SYNOPSIS: Swedish Olympic champion Gunnar Larsson -- gold medallist in the 200 and 400 metres medley at the Munich games -- was one of the first swimming guinea pigs. After studying the conditions during Larsson's winning swims in 1972 the experts ordered him into the machine.
Basically the machine is a water tank. 10,000 gallons of water and a depth of four feet. At the bottom of the tank are two propellers which can be regulated to create various water speeds. They can create a flow of a swimmer doing up to 50 seconds for 100 metres. What happens is, the swimmer goes through the motions and if he can't keep up with the speed, the water washes him back. It's a bit like the endless belt used for training athletes.
The machine hooks up to a video tape system and the tapes are used to point out faults in the swimmers' techniques.

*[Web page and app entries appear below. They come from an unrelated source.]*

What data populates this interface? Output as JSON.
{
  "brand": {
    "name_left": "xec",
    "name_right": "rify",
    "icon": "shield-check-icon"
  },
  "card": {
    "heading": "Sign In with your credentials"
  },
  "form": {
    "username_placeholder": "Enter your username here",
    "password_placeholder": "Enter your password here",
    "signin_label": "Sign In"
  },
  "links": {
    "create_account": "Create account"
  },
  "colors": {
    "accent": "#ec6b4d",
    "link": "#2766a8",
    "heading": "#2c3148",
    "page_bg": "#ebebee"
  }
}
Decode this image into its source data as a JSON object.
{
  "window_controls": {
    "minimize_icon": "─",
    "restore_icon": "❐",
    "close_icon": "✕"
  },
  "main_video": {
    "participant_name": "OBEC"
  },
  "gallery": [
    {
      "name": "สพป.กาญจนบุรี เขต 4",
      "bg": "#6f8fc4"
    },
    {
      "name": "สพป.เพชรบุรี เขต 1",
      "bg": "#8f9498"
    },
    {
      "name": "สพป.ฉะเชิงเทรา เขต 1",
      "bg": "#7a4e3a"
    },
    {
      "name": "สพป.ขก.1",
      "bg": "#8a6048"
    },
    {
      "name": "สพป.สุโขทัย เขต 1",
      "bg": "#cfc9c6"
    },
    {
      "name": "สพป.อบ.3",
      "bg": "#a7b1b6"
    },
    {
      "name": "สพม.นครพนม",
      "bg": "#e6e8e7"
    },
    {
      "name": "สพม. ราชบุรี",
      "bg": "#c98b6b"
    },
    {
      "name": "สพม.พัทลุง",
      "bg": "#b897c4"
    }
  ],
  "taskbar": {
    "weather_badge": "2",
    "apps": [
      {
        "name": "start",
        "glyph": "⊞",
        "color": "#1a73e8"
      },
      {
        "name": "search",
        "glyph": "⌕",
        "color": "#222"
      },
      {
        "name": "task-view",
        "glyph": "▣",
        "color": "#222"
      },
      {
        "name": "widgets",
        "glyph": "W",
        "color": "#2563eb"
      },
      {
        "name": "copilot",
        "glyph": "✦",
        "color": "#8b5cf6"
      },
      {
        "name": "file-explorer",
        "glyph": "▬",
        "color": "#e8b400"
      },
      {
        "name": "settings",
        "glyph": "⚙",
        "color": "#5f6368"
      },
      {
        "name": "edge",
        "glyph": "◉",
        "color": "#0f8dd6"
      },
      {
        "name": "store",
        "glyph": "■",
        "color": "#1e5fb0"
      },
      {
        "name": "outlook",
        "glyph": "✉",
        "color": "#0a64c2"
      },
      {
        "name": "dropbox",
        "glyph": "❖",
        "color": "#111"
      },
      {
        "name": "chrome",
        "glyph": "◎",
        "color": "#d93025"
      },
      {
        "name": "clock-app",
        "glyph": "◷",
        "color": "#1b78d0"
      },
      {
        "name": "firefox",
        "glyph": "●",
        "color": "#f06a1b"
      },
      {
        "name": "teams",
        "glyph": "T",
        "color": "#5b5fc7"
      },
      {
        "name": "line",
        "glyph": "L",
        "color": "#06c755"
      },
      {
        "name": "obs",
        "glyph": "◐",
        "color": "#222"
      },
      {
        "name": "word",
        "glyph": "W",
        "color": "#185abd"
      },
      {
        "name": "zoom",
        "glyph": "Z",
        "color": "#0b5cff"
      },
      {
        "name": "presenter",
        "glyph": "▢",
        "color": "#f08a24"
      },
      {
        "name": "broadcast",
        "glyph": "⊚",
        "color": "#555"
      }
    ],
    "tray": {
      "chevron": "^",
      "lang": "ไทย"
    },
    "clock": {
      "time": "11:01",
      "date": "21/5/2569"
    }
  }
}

Swedish coaches believe the East Germans have similar machines in use, and think the machine had a lot to do with their success in the Montreal Olympics. The machine's greatest advantage could be in teaching children to swim. The Swedes believe it could even eventually begin to replace of swimming pools.